Rice dishes aren't my favorite, but I'm tempted by the Living Rice section and order the Asado Detira (sprouted raw wild rice, soft mushroom ribs with Chimichurri sauce, aquatic grass & garlic bread). The rice is a bit oily, but the garlic bread is the best raw bread I've ever tasted: spongy and thick and moist. I spend days trying to figure out the recipe (chia seeds? buckwheat?) and still don't have a clue. There's also excellent Phở Bò, the traditional Vietnamese soup of flat rice noodles, soy beef, soy ham, and anise broth, served with sprouts, basil, and jalapeno. We regret missing other entrees on the extensive menu, but there's already plenty to take home. At the end of the meal, Chef Ito brings us raw vegan chocolates to share, and makes a balloon for my daughter. They're enamored with eachother, and communicate only with their faces; Glory is full of shy intensity, and Ito has taken a vow of silence, which makes him--and Au Lac--even more charming.
Au Lac
vegan and raw Asian fusion, $$
16563 Brookhurst St, Fountain Valley, CA 92708


Flourish
This lovely vegan cafe on Wilshire closed last month, and I was so disappointed to hear it.

















Their Tempeh Reuben, smothered with Daiya and served with a salad laquered with jammy fig balsamic, was the best I've had. And I've never paid $9 for a smoothie before, but the Pearl, made with fresh young coconut milk, almond butter, real vanilla bean, and Medjool dates was entirely worth it. Seeing a great vegan restaurant (it was ranked #3 in Los Angeles) close is a sad thing, so if you have a local vegan place, please go support it tonight!

















RIP, Cafe Flourish. You were awesome.


Happy Family
Come for dinner, and you'll be treated to all-you-can-eat Chinese dishes, cooked to order on request (not a buffet), along with tea and extras. Skip the bland Congee (corn and rice soup) and request Hot and Sour, which isn't always available, but is peppery and delicious. The meal also comes with white or brown rice, and bread, which can be served fried or steamed. Vegetables are abundant here, but there are lots of mock-meats too. Start with Minced Squab in Lettuce Cups and House Chicken (fried mushrooms sprinkled with sesame and chiles), and don't miss the Eggplant with Basil, Vegetarian Soy Fish with Hot Bean Sauce, and Dry Sauteed String Beans, which are garlicky and always perfectly cooked.

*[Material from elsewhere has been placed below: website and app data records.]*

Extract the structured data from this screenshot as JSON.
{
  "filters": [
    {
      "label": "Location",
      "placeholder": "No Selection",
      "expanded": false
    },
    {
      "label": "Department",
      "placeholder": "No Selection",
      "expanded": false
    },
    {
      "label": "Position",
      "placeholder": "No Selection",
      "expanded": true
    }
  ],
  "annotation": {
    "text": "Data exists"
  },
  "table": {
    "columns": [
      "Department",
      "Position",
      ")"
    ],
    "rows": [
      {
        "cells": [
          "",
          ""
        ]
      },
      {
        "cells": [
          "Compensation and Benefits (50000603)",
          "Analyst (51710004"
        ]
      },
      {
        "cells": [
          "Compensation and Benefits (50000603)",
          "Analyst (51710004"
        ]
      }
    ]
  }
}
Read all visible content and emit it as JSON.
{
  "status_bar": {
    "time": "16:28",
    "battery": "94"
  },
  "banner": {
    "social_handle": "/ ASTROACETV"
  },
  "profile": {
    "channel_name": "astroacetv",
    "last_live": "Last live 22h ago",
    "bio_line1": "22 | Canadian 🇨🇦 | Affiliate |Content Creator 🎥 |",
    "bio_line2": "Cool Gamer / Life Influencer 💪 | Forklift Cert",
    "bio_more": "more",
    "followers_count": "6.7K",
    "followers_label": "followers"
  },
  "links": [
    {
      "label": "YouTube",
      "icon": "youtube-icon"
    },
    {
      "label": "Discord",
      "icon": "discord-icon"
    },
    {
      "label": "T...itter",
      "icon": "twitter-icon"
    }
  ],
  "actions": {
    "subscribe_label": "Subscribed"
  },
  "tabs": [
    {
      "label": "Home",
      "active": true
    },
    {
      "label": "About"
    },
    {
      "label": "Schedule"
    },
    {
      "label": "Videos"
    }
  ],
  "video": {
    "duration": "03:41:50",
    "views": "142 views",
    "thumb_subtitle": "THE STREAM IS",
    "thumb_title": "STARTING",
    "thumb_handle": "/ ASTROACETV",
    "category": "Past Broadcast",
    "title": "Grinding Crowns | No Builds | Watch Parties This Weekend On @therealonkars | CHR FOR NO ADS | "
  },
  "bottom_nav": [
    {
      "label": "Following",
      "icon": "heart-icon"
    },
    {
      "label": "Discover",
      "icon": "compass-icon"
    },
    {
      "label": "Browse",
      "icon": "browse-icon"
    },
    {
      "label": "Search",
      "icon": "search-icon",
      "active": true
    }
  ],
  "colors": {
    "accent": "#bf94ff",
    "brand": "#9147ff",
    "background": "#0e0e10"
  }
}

The Mustard Greens with Bean Curd Sheet is very popular, but I prefer the Vegetarian Shredded Pork with Pickled Vegetables. Everything is good, and if a dish isn't great, don't worry; there's another coming. The service is brusque and quick, so be assertive when making requests, and don't let the waitstaff ignore you; they're actually really lovely.
Happy Family Chinese Restaurant
vegan Chinese, $
111 N Altantic Blvd. #351, Monterey Park, CA 91754
626.282.8986
















airy, sugar-coated Doughnuts at Madeleine Bistro

Madeleine Bistro
Chef David Anderson is doing some of the most innovative culinary stuff these days, and it's always a pleasure to visit this vegan eatery. Managed by his wife Molly, Madeleine Bistro balances casual and excellent, putting you at ease without the intimidation of other great restaurants. Everything is just right, from the Red Beet Tartare (served with a warm tofu cheese crouton, English cucumber, and balsamic glace) to the Waffles and Chicken (Belgian waffles, seitan “chicken”, mashed potatoes, and gravy).
















Today we come for brunch, and order Doughnuts (with Strawberry Rhubarb Compote) and Beignets (above), substantial and crisp, with Apple Compote alongside. Try the Bigger Maque for an animal-free--and really fantastic--version of the original, or the Cheese Plate, composed of several house-made fromages, which can convince even the worst gastronomic snob that vegan cheese is legit. If you're feeling really decadent, make a reservation for Valentine's Day, and it'll be one of the best meals of your life. I'm still imagining the Smoked Portabella Terrine, and Carrot Meringues with Meyer Lemon Curd...
















crisp Waffles and "Chicken" smothered with gravy, a pot of maple syrup alongside

Madeleine Bistro
vegan French, $$$
18621 Ventura Blvd. Tarzana, CA 91356
818.758.6971


Next up, Arizona...